On one of the teaching listservs I’m subscribed to, participants were having their periodic row over using PowerPoint versus not using PowerPoint. But this time, rather than simply defending themselves, the PowerPoint users went on the attack noting that using the whiteboard was not exactly the idyllic world the non-PowerPoint users were making it out to be. Whiteboard markers, they argued, were often dried up, and colors other than black weren’t bright enough to see. Throwing away all that plastic is bad for the environment. And they stink! Literally.
While I enjoy my pixels, I’m not opposed to writing on a whiteboard. In fact, sometimes it’s exactly what the situation calls for.
I knew that there were low-odor whiteboard markers, but I wondered if anyone had gotten around to making refillable ones. A quick internet search turned up AusPen, an Australian company that makes no-odor, refillable whiteboard markers.
I promptly ordered a set. AusPen will ship anywhere except Canada or the U.S. For those of us who occupy all but the most southern section of North America, we can order from EcosmartWorld.
I chose the “Starter Kit.” Six markers, six refill bottles, and a little orange wrench come in this handy carrying case. If you’d like to forego the kit, you can order markers in packs of 6 or 12. Ink, or course, can also be ordered separately.
(Images courtesy of EcosmartWorld)
The markers are aluminum, so you feel like you’re holding something that’s going to last. The refill process is easy. Unscrew the marker and unscrew the ink bottle cap; if either is a little too tight for you, use the enclosed wrench. Squeeze 10 to 12 drops of ink into the marker. Screw the marker back together and replace the cap on the ink bottle. You’re back in business.
We have a locked cabinet in our classroom, so we just keep the set in there. With the carrying case, there are no worries about individual markers going missing. When you put them back in the case, you can see that a marker has been left out. That means you probably won’t have any uncapped markers lying around. If you do manage to leave a marker uncapped, AusPen assures us that it won’t dry out for another 72 hours.
The markers truly have no odor; they’re xylene-free. EcosmartWorld says the markers are “low, low odor” but my nose can’t pick up anything at all.
You have a nib choice: Bullet or chisel. The nibs are also replaceable so don’t feel like you’re making a permanent decision.
How do the markers work in the classroom?
I was really pleased with the brightness of the colors. With other markers, I found non-black colors tough to see. That’s not the case with these markers. Here’s a photo I took in my classroom. I don’t think the photo quite does these markers justice, but you get the idea. (The AusPen kit is bottom center; it gives you a sense of the size of the box.)

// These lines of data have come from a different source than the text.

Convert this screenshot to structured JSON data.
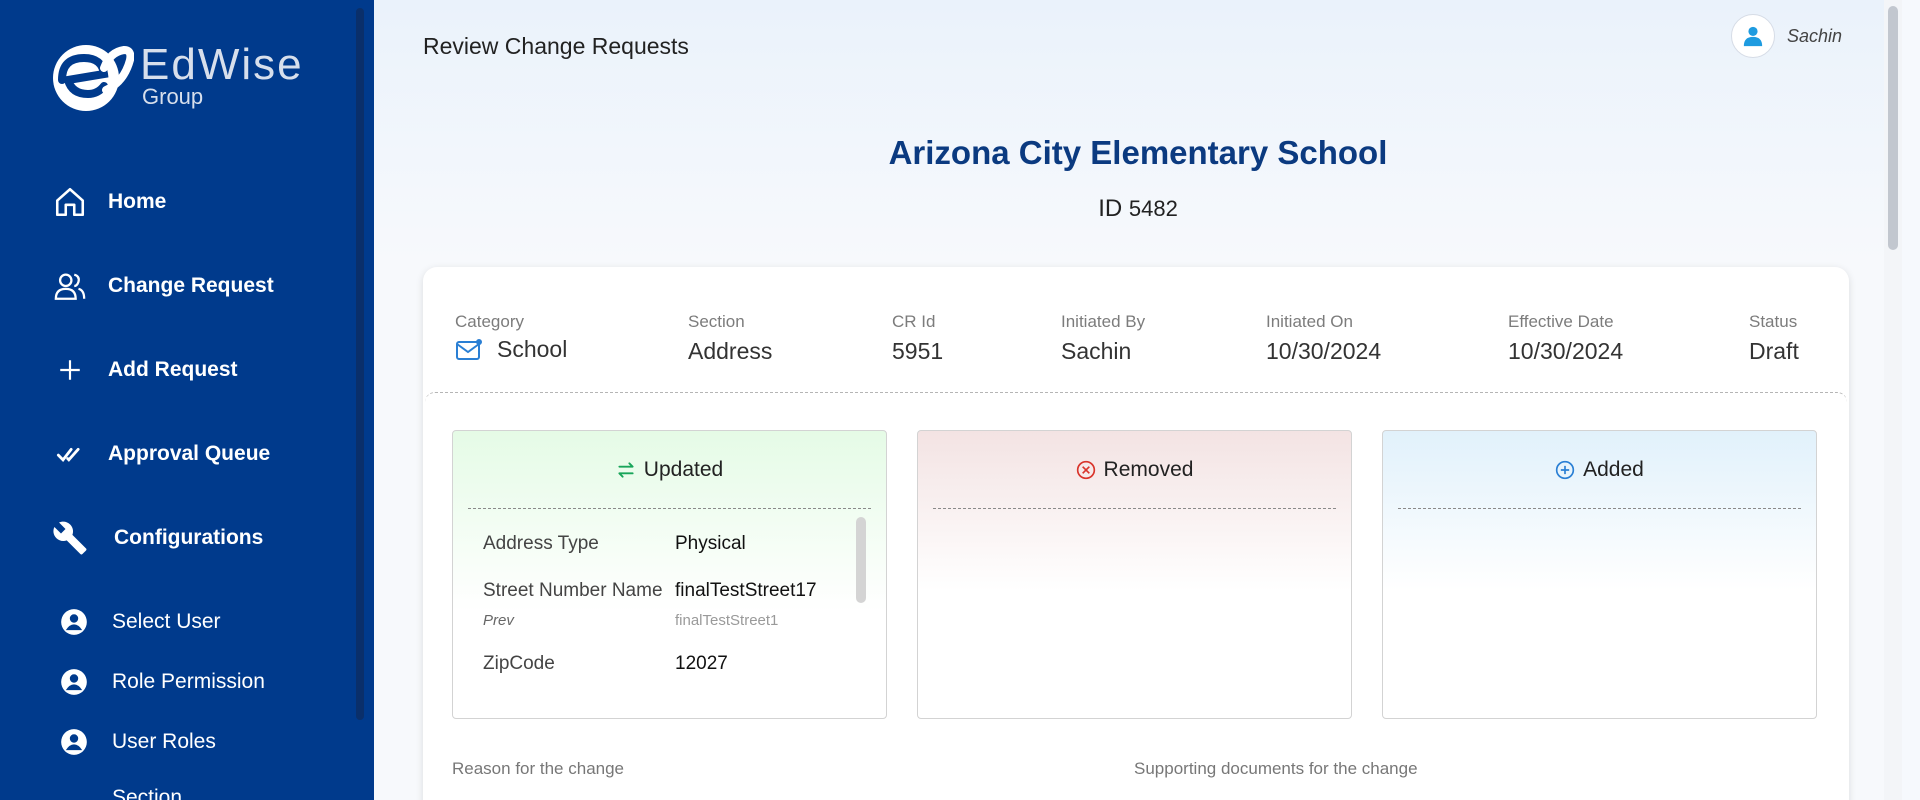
{
  "sidebar": {
    "logo": {
      "word": "EdWise",
      "sub": "Group"
    },
    "nav": [
      {
        "label": "Home",
        "icon": "home-icon"
      },
      {
        "label": "Change Request",
        "icon": "users-icon"
      },
      {
        "label": "Add Request",
        "icon": "plus-icon"
      },
      {
        "label": "Approval Queue",
        "icon": "double-check-icon"
      },
      {
        "label": "Configurations",
        "icon": "wrench-icon"
      }
    ],
    "sub_items": [
      {
        "label": "Select User",
        "icon": "account-circle-icon"
      },
      {
        "label": "Role Permission",
        "icon": "account-circle-icon"
      },
      {
        "label": "User Roles",
        "icon": "account-circle-icon"
      },
      {
        "label": "Section",
        "icon": "account-circle-icon"
      }
    ]
  },
  "header": {
    "title": "Review Change Requests",
    "user_name": "Sachin"
  },
  "school": {
    "name": "Arizona City Elementary School",
    "id_label": "ID",
    "id": "5482"
  },
  "meta": {
    "category_label": "Category",
    "category_value": "School",
    "section_label": "Section",
    "section_value": "Address",
    "crid_label": "CR Id",
    "crid_value": "5951",
    "initiated_by_label": "Initiated By",
    "initiated_by_value": "Sachin",
    "initiated_on_label": "Initiated On",
    "initiated_on_value": "10/30/2024",
    "effective_date_label": "Effective Date",
    "effective_date_value": "10/30/2024",
    "status_label": "Status",
    "status_value": "Draft"
  },
  "panels": {
    "updated": {
      "title": "Updated",
      "rows": [
        {
          "key": "Address Type",
          "value": "Physical"
        },
        {
          "key": "Street Number Name",
          "value": "finalTestStreet17"
        },
        {
          "key": "Prev",
          "value": "finalTestStreet1"
        },
        {
          "key": "ZipCode",
          "value": "12027"
        }
      ]
    },
    "removed": {
      "title": "Removed"
    },
    "added": {
      "title": "Added"
    }
  },
  "footer": {
    "reason_label": "Reason for the change",
    "documents_label": "Supporting documents for the change"
  },
  "colors": {
    "sidebar_bg": "#003a8c",
    "title_blue": "#0b3a80",
    "updated_green": "#19a55a",
    "removed_red": "#d9342b",
    "added_blue": "#2a7fd4"
  }
}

Office Depot sells a box of 12 low-odor Expo markers for $14.99. That’s $1.23/marker.
AusPen says each refill bottle holds ink equivalent to 40 regular whiteboard markers. With the starter kit, you get 6 filled markers plus 240 refills (6 bottles, 40 refills each), for a total of 246 markers. The kit is $69.95, so that’s $.29/marker – including the carrying case. Ink refills, when purchased separately, are $7.95, making each marker refill $.20.
Any way you do the math, refillable markers are less expensive.
Try them out.
I haven’t found an administrator yet who wasn’t interested in saving money. If you try them out, I’d love to hear what you thought of them!